Under the section labeled "As a dental anti-plaque agent", there is a part which reads "there is some evidence that propolis may actively protect against caries and other forms of oral disease". My question is this: Would English-speakers in Britain, Australia, etc. be just as confused by the word "cavities" as Americans are by "caries"? So far, I have never heard cavities called caries, except on wikipedia. Is it the case then, that they're only called cavities in America? I'm just curious, because if British, Australian, etc. readers would understand the word "cavities" it would be a better choice, as many more readers would understand the meaning. —Preceding unsigned comment added by 18.104.22.168 (talk) 13:49, 8 January 2010 (UTC)
"Caries" is a technical dental term for tooth decay. It isn't a plural (like cavities is). That is, you can't have one "cary." Caries is a synonym for decay and you can have caries which does not involve cavities. See Dental caries--Sbreheny (talk) 00:45, 9 September 2010 (UTC) It should rather say, "Tooth Decay" than Caries. The synonym is not widely known to those outside of the dentistry profession.
Propolis in Arabic
In fact, I found the information very useful though some add that propolis has medical and healing effects since it is used as a defence by bees. They say it does the same to all viruses and bacteria that may invade humans and cause diseases. I cannot verify these things. But, I would like to add the Arabic word for "popolis". It may be added to the dictionary for future use by learners or researchers. The Arabic for "Propolis" is: (عُكـْبُر), pronounced: approximately /'ukbur/[ the glottal stop or plosive Arabic sound / ع /, followed by the short vowel sound "u" which sounds like the (oo) in "book" + k + a new syllable beginning with a "b" followed by the short vowel sound "u" + trilled "r" or the usual "r" sound found in the Arabic consonant inventory.] — Preceding unsigned comment added by 22.214.171.124 (talk) 17:59, 5 September 2011 (UTC)
Comment and question
The last sentence in the "As an antioxidant" and in the "In cancer treatment and cancer prevention" sections is somewhat redundant.
Would makes propolis gum? It would be nice if the company name was provided.

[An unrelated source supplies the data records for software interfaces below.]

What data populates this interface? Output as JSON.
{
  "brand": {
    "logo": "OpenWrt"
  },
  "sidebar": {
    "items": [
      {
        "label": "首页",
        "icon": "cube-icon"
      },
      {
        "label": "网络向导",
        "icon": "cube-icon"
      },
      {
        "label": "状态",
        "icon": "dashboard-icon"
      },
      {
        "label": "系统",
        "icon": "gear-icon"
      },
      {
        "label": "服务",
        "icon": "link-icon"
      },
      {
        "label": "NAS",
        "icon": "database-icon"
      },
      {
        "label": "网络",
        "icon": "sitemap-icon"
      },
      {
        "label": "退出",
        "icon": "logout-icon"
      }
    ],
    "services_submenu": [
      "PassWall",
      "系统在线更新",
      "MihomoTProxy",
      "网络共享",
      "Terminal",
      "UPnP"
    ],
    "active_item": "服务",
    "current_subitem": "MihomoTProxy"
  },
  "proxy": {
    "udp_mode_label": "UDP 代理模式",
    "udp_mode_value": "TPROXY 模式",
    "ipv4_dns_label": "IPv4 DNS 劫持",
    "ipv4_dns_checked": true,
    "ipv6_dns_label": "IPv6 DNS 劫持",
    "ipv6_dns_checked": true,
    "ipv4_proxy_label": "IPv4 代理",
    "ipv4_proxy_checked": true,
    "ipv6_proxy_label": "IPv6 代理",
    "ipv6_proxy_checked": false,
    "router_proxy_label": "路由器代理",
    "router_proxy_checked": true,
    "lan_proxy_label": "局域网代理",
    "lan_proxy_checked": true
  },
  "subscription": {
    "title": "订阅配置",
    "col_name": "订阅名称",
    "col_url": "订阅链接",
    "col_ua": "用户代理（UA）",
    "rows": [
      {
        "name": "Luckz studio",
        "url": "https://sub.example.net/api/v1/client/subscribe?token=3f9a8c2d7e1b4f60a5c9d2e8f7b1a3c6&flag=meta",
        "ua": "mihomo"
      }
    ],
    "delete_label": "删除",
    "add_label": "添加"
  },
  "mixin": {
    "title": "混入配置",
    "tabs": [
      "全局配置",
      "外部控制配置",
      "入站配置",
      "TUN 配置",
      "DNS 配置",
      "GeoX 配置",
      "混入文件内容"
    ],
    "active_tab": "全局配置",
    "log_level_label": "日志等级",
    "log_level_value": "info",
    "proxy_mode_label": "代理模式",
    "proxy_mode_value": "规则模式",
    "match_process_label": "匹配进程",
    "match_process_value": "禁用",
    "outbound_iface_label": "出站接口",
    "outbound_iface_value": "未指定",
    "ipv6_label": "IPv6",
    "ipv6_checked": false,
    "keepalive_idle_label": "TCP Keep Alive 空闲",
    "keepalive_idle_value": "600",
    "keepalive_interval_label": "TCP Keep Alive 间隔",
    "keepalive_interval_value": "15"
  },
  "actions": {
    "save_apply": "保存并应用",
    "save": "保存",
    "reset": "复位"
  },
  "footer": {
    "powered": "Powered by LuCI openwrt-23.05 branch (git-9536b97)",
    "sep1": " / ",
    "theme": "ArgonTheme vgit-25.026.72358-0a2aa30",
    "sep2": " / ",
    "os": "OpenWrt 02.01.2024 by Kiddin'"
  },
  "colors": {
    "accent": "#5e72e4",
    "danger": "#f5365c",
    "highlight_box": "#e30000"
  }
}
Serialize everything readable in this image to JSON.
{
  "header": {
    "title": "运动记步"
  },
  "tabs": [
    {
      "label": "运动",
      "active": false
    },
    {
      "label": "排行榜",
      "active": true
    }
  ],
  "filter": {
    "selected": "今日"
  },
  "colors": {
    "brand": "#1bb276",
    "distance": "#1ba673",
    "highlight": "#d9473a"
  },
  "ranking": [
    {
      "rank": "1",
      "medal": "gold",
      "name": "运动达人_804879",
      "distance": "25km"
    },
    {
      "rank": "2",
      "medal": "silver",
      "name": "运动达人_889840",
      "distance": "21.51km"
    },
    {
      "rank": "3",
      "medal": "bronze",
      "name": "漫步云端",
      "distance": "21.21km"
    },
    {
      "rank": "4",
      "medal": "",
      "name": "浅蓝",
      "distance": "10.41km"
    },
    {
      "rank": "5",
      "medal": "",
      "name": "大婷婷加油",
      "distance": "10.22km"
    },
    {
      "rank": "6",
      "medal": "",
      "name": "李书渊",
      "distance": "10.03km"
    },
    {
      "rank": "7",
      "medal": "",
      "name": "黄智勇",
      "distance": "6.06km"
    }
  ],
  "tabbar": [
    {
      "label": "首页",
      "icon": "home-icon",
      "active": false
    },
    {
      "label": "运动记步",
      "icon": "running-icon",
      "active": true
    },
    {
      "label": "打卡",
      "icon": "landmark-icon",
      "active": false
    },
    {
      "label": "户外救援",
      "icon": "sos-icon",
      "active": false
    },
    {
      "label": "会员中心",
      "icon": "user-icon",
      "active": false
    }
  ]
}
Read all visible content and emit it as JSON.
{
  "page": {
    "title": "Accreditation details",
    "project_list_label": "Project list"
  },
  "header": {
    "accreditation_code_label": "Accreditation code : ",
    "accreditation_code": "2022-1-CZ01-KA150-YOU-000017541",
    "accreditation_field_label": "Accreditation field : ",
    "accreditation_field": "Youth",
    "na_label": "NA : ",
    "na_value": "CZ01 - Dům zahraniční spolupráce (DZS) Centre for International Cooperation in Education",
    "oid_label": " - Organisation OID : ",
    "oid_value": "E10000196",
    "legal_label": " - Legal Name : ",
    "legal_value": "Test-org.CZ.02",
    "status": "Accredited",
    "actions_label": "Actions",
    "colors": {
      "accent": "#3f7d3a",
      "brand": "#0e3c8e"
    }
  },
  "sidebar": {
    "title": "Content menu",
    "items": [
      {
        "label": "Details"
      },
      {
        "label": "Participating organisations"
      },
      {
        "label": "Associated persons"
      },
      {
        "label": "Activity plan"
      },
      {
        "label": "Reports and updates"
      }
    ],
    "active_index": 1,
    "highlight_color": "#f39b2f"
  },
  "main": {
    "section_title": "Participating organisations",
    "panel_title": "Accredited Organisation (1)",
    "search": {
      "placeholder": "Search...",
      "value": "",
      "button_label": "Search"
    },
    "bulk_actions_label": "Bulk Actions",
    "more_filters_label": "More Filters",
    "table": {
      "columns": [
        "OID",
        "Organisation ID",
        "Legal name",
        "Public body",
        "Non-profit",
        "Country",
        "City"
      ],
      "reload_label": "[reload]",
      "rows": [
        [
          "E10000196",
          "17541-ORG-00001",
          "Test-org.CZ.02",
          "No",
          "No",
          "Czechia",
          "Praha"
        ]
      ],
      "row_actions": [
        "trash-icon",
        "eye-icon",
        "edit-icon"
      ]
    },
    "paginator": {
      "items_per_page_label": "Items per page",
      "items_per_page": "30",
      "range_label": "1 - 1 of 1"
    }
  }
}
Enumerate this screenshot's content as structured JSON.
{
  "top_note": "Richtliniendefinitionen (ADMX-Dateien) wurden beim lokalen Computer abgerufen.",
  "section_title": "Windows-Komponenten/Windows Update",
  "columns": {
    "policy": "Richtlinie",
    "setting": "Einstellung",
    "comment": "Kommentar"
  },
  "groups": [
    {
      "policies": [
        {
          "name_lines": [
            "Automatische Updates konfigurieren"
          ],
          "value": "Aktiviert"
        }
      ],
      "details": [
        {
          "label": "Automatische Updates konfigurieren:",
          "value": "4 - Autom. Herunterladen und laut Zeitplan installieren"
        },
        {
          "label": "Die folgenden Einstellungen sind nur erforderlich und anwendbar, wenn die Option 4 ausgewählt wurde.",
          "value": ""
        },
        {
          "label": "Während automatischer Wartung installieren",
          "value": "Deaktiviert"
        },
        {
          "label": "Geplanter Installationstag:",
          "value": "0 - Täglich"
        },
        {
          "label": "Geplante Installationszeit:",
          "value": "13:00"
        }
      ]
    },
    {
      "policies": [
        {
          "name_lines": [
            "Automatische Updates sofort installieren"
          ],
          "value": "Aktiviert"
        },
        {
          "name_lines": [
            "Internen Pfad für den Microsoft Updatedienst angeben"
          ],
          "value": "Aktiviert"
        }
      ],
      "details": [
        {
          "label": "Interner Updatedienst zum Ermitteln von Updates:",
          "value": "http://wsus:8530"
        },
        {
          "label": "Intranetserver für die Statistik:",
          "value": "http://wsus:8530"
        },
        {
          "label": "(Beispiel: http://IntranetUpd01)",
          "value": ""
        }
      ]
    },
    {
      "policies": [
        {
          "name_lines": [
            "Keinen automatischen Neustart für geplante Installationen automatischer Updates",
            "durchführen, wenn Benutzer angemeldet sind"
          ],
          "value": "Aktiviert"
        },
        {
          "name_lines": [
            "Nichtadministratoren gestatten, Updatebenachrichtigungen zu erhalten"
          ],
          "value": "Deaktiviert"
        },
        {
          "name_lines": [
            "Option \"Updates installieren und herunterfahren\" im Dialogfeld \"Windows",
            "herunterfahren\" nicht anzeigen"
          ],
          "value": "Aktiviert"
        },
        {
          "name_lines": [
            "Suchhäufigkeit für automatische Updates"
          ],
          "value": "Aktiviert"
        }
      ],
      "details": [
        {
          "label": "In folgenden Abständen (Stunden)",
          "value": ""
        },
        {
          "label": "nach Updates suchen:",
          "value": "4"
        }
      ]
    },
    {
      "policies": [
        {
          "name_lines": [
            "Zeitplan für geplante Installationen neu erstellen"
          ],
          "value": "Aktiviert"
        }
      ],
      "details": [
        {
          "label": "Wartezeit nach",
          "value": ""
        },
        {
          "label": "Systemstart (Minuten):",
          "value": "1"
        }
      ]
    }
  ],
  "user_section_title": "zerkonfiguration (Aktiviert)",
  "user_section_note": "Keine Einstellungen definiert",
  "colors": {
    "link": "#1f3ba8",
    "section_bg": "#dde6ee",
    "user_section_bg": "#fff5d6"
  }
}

The medical science claims in this article are mostly supported by WP:MEDRS-incompatible sources. Just dumping every study on Pubmed with the word "propolis" in it does not make an encylcopedia article. I would recommend that only secondary sources (reviews & textbooks) are used. If a particular research avenue is not covered in secondary sources it is probably best left out. JFW | T@lk 10:03, 17 December 2014 (UTC)